The concert business has been remarkably resilient in the face of an incipient recession economy, but it's not invincible. Hundreds of thousands of people have lost jobs who were employed when 2008 began. Many of them want to go to concerts. The industry needs them at concerts. But they have to eat, too. So now's the time to make tickets more affordable. That means bookers may have to lower their expectations about what their acts can earn. That's just smart business.
Touring has become the driving force of the music business by putting the customer first. Aside from increased concessions and ticket prices, almost every major development in live music in the past decade has been designed for fans. More convenient ticketing, better food, easier parking, nicer venues-all of these developments are about improving the concert experience for fans. These days, "direct to fan" has become a catchphrase. Some executives seem to translate "direct to fan" as "upselling." But if businesses want to reach fans in 2009, they'd better offer them a bargain.
The digital age has brought many efficient and exciting ways to reach people who love music. The best of these-the ones that work-offer something special. We know fans love a heads-up from Bonnaroo when there's a lineup announcement. We know fans love an e-blast from Ticketmaster that tells them Dierks Bentley is coming to their town. We know-and StubHub knows-that hardcore fans will pay a significant premium to get a seat in the first 10 rows. And we know parents will move heaven and earth to cop a Miley Cyrus ticket for their kids.

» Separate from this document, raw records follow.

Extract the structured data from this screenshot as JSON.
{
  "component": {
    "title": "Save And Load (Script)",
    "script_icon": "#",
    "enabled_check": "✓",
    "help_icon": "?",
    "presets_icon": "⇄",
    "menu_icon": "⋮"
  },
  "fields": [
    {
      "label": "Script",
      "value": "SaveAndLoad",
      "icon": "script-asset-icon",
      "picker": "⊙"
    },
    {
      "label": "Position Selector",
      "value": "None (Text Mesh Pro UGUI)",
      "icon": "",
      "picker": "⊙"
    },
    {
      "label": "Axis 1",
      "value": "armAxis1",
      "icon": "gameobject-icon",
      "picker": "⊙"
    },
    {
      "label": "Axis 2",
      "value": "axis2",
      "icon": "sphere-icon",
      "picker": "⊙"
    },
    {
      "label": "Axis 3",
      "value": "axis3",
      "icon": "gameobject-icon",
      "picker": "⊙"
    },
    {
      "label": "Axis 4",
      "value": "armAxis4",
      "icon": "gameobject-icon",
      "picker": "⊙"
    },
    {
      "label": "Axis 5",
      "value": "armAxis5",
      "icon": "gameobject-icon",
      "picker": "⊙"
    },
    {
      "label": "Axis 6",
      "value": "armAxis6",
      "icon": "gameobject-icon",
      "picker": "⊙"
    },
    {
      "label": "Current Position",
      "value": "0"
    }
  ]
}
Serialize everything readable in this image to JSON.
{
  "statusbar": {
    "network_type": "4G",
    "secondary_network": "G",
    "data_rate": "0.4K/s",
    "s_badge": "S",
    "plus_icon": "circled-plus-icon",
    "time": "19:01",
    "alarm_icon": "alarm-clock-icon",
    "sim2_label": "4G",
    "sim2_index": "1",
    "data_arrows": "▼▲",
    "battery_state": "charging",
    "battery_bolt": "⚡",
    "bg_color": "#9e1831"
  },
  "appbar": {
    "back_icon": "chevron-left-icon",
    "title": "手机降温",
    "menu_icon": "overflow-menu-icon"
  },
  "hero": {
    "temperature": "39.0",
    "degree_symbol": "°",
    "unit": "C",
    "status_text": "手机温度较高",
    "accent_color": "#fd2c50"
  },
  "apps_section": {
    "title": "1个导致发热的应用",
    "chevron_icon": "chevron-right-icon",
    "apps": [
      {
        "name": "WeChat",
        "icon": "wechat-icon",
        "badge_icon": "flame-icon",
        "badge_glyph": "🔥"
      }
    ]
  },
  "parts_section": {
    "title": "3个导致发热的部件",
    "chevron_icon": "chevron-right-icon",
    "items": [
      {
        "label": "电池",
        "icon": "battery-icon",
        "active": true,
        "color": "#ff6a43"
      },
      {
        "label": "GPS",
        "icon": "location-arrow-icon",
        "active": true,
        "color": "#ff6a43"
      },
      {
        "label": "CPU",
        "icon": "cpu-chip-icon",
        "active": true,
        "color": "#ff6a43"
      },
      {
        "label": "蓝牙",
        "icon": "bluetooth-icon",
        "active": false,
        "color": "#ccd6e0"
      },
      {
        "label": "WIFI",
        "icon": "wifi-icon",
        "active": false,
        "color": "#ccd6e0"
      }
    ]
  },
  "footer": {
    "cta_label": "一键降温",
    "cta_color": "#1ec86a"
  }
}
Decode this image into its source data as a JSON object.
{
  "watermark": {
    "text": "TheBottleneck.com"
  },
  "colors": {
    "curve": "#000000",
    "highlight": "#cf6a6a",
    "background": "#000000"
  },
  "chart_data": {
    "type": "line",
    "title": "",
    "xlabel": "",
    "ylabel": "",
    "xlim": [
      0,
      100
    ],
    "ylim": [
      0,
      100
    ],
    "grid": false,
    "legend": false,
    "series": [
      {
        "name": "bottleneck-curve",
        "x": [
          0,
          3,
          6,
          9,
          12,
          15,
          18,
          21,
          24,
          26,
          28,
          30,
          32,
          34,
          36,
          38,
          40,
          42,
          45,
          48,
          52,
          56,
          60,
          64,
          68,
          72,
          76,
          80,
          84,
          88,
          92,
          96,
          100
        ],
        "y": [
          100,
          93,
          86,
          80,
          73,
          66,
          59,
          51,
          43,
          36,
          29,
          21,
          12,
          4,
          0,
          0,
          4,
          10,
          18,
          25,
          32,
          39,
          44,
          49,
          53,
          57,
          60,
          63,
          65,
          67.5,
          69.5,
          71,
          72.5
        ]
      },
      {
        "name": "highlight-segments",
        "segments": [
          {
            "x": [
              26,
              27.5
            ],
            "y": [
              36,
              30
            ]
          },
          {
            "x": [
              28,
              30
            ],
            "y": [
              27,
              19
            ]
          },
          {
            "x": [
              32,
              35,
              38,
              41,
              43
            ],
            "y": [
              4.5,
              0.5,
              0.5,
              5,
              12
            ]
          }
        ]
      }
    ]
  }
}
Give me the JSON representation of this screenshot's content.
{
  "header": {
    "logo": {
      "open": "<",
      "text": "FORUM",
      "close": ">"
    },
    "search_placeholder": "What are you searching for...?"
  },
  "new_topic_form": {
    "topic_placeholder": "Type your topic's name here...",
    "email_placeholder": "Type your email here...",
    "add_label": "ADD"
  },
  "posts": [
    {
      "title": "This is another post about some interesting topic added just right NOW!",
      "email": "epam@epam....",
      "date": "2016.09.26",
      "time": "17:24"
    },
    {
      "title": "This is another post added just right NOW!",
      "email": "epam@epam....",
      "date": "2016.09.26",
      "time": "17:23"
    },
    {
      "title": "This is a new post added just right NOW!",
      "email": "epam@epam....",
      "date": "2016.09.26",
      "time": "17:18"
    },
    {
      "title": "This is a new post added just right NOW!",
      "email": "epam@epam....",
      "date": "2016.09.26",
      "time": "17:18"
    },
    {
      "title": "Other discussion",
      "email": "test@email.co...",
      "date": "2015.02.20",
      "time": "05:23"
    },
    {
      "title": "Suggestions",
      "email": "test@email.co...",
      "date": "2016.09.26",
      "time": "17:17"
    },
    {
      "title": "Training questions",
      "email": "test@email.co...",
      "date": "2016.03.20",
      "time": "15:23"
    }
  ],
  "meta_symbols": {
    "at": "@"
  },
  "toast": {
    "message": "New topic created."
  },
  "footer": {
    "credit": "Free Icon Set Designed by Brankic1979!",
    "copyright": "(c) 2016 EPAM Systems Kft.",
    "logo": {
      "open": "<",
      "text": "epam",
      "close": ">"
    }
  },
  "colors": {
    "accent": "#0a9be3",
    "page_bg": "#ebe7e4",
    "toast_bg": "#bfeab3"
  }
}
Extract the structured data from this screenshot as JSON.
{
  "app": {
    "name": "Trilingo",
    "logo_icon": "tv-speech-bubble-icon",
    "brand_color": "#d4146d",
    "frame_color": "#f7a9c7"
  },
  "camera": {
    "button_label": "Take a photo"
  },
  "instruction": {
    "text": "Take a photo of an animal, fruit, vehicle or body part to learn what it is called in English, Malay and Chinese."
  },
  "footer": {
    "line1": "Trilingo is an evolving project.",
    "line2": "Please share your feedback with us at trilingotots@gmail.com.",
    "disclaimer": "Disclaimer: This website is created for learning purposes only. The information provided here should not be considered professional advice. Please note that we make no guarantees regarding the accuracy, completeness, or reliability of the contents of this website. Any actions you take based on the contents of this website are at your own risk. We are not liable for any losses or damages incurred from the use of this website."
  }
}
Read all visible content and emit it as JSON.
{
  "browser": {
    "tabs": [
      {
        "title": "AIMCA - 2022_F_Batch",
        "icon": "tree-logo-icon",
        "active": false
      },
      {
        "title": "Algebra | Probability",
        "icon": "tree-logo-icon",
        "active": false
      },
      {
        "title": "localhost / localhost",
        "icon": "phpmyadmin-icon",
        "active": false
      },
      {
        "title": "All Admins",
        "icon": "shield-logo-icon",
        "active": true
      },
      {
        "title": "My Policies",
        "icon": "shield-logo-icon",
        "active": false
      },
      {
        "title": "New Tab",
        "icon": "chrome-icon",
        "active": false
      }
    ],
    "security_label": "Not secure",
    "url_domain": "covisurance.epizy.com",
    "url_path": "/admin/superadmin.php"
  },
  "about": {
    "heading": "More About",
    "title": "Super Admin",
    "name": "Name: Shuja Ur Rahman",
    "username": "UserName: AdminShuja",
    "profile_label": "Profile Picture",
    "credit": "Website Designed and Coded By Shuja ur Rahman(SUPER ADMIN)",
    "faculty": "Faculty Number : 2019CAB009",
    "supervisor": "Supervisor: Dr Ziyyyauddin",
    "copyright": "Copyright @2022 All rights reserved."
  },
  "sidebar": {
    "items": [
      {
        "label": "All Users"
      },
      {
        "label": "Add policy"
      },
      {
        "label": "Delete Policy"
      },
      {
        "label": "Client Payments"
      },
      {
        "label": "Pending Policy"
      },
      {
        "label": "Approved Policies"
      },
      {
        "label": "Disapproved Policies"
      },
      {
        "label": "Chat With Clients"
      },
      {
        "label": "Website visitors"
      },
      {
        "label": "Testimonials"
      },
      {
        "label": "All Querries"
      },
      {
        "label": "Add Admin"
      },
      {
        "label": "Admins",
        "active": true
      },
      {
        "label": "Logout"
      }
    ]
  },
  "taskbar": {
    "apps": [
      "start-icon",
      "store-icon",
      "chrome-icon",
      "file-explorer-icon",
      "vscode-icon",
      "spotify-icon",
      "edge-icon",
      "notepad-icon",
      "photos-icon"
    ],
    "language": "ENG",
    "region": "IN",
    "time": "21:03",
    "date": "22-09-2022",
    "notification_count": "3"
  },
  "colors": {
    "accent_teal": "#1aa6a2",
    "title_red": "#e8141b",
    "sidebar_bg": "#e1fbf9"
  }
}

But sometimes moving heaven and earth is not enough. In its rapid, technology-driven efforts toward improving customer service, the concert industry has lost.
Ray Waddell is the executive director of content and programming for touring and live entertainment for Billboard.